#### Dataset items
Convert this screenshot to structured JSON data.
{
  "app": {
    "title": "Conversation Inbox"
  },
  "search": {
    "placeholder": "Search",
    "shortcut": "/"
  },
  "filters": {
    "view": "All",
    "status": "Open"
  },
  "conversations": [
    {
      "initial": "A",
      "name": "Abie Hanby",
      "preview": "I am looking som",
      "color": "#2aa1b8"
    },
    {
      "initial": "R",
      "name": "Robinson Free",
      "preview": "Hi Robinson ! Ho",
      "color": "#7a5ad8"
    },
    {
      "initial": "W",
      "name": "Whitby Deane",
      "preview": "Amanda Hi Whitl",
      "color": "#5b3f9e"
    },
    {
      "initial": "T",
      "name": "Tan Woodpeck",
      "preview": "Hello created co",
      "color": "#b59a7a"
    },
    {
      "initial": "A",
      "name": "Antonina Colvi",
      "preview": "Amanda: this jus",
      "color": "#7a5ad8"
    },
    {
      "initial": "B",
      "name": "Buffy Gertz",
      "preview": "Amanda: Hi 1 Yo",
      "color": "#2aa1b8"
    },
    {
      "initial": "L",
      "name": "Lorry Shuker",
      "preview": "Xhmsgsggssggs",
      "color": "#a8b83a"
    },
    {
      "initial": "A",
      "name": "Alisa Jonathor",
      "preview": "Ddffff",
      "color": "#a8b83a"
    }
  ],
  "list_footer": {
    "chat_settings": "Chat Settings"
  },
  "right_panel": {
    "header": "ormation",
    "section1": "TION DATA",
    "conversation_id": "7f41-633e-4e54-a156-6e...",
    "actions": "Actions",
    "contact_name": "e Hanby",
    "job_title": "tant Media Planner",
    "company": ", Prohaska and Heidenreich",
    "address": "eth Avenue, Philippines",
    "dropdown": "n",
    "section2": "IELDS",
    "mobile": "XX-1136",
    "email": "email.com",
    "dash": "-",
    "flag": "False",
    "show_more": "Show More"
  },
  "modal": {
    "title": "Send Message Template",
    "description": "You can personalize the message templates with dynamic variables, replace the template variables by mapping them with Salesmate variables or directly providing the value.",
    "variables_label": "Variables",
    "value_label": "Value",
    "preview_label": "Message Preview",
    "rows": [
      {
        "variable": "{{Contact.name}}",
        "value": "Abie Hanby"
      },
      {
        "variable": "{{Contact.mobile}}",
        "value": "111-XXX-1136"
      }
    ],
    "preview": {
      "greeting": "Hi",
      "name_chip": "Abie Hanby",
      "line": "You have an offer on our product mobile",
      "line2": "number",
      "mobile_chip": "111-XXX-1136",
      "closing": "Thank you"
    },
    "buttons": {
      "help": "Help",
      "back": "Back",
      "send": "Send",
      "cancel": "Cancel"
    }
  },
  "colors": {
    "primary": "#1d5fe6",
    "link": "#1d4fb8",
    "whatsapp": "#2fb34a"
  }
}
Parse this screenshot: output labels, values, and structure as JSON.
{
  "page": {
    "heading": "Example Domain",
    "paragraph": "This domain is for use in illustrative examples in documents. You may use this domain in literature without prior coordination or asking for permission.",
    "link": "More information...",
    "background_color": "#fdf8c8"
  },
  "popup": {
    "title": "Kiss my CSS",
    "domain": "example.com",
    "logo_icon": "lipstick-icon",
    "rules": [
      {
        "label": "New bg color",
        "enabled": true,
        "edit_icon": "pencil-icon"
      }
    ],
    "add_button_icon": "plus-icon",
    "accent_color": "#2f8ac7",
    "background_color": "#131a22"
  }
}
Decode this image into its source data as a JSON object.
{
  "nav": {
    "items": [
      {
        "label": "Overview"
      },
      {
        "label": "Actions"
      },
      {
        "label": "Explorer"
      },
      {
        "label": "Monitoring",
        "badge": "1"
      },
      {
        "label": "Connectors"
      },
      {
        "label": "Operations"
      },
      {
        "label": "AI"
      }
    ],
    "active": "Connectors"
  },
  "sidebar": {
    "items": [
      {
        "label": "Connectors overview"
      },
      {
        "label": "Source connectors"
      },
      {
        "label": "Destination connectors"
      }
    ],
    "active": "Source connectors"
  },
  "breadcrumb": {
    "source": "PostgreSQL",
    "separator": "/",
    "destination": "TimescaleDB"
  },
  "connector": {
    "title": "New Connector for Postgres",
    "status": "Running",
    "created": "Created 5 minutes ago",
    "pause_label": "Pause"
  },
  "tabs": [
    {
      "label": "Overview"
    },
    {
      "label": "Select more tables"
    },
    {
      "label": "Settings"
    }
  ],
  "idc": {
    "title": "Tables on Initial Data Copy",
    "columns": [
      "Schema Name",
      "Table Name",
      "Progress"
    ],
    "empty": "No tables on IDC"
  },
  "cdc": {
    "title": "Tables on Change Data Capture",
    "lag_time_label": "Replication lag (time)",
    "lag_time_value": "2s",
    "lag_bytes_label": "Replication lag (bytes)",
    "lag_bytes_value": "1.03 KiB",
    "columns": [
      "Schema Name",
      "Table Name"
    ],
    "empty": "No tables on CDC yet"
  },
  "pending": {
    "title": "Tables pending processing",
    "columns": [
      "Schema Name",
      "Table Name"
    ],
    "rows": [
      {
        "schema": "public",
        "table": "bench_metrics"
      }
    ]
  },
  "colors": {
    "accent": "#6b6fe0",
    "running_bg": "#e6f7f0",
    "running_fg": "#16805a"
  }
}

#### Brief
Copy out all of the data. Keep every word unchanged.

#### Answer to this problem
Convert this screenshot to structured JSON data.
{
  "app": {
    "title": "Conversation Inbox"
  },
  "search": {
    "placeholder": "Search",
    "shortcut": "/"
  },
  "filters": {
    "view": "All",
    "status": "Open"
  },
  "conversations": [
    {
      "initial": "A",
      "name": "Abie Hanby",
      "preview": "I am looking som",
      "color": "#2aa1b8"
    },
    {
      "initial": "R",
      "name": "Robinson Free",
      "preview": "Hi Robinson ! Ho",
      "color": "#7a5ad8"
    },
    {
      "initial": "W",
      "name": "Whitby Deane",
      "preview": "Amanda Hi Whitl",
      "color": "#5b3f9e"
    },
    {
      "initial": "T",
      "name": "Tan Woodpeck",
      "preview": "Hello created co",
      "color": "#b59a7a"
    },
    {
      "initial": "A",
      "name": "Antonina Colvi",
      "preview": "Amanda: this jus",
      "color": "#7a5ad8"
    },
    {
      "initial": "B",
      "name": "Buffy Gertz",
      "preview": "Amanda: Hi 1 Yo",
      "color": "#2aa1b8"
    },
    {
      "initial": "L",
      "name": "Lorry Shuker",
      "preview": "Xhmsgsggssggs",
      "color": "#a8b83a"
    },
    {
      "initial": "A",
      "name": "Alisa Jonathor",
      "preview": "Ddffff",
      "color": "#a8b83a"
    }
  ],
  "list_footer": {
    "chat_settings": "Chat Settings"
  },
  "right_panel": {
    "header": "ormation",
    "section1": "TION DATA",
    "conversation_id": "7f41-633e-4e54-a156-6e...",
    "actions": "Actions",
    "contact_name": "e Hanby",
    "job_title": "tant Media Planner",
    "company": ", Prohaska and Heidenreich",
    "address": "eth Avenue, Philippines",
    "dropdown": "n",
    "section2": "IELDS",
    "mobile": "XX-1136",
    "email": "email.com",
    "dash": "-",
    "flag": "False",
    "show_more": "Show More"
  },
  "modal": {
    "title": "Send Message Template",
    "description": "You can personalize the message templates with dynamic variables, replace the template variables by mapping them with Salesmate variables or directly providing the value.",
    "variables_label": "Variables",
    "value_label": "Value",
    "preview_label": "Message Preview",
    "rows": [
      {
        "variable": "{{Contact.name}}",
        "value": "Abie Hanby"
      },
      {
        "variable": "{{Contact.mobile}}",
        "value": "111-XXX-1136"
      }
    ],
    "preview": {
      "greeting": "Hi",
      "name_chip": "Abie Hanby",
      "line": "You have an offer on our product mobile",
      "line2": "number",
      "mobile_chip": "111-XXX-1136",
      "closing": "Thank you"
    },
    "buttons": {
      "help": "Help",
      "back": "Back",
      "send": "Send",
      "cancel": "Cancel"
    }
  },
  "colors": {
    "primary": "#1d5fe6",
    "link": "#1d4fb8",
    "whatsapp": "#2fb34a"
  }
}
Parse this screenshot: output labels, values, and structure as JSON.
{
  "page": {
    "heading": "Example Domain",
    "paragraph": "This domain is for use in illustrative examples in documents. You may use this domain in literature without prior coordination or asking for permission.",
    "link": "More information...",
    "background_color": "#fdf8c8"
  },
  "popup": {
    "title": "Kiss my CSS",
    "domain": "example.com",
    "logo_icon": "lipstick-icon",
    "rules": [
      {
        "label": "New bg color",
        "enabled": true,
        "edit_icon": "pencil-icon"
      }
    ],
    "add_button_icon": "plus-icon",
    "accent_color": "#2f8ac7",
    "background_color": "#131a22"
  }
}
Decode this image into its source data as a JSON object.
{
  "nav": {
    "items": [
      {
        "label": "Overview"
      },
      {
        "label": "Actions"
      },
      {
        "label": "Explorer"
      },
      {
        "label": "Monitoring",
        "badge": "1"
      },
      {
        "label": "Connectors"
      },
      {
        "label": "Operations"
      },
      {
        "label": "AI"
      }
    ],
    "active": "Connectors"
  },
  "sidebar": {
    "items": [
      {
        "label": "Connectors overview"
      },
      {
        "label": "Source connectors"
      },
      {
        "label": "Destination connectors"
      }
    ],
    "active": "Source connectors"
  },
  "breadcrumb": {
    "source": "PostgreSQL",
    "separator": "/",
    "destination": "TimescaleDB"
  },
  "connector": {
    "title": "New Connector for Postgres",
    "status": "Running",
    "created": "Created 5 minutes ago",
    "pause_label": "Pause"
  },
  "tabs": [
    {
      "label": "Overview"
    },
    {
      "label": "Select more tables"
    },
    {
      "label": "Settings"
    }
  ],
  "idc": {
    "title": "Tables on Initial Data Copy",
    "columns": [
      "Schema Name",
      "Table Name",
      "Progress"
    ],
    "empty": "No tables on IDC"
  },
  "cdc": {
    "title": "Tables on Change Data Capture",
    "lag_time_label": "Replication lag (time)",
    "lag_time_value": "2s",
    "lag_bytes_label": "Replication lag (bytes)",
    "lag_bytes_value": "1.03 KiB",
    "columns": [
      "Schema Name",
      "Table Name"
    ],
    "empty": "No tables on CDC yet"
  },
  "pending": {
    "title": "Tables pending processing",
    "columns": [
      "Schema Name",
      "Table Name"
    ],
    "rows": [
      {
        "schema": "public",
        "table": "bench_metrics"
      }
    ]
  },
  "colors": {
    "accent": "#6b6fe0",
    "running_bg": "#e6f7f0",
    "running_fg": "#16805a"
  }
}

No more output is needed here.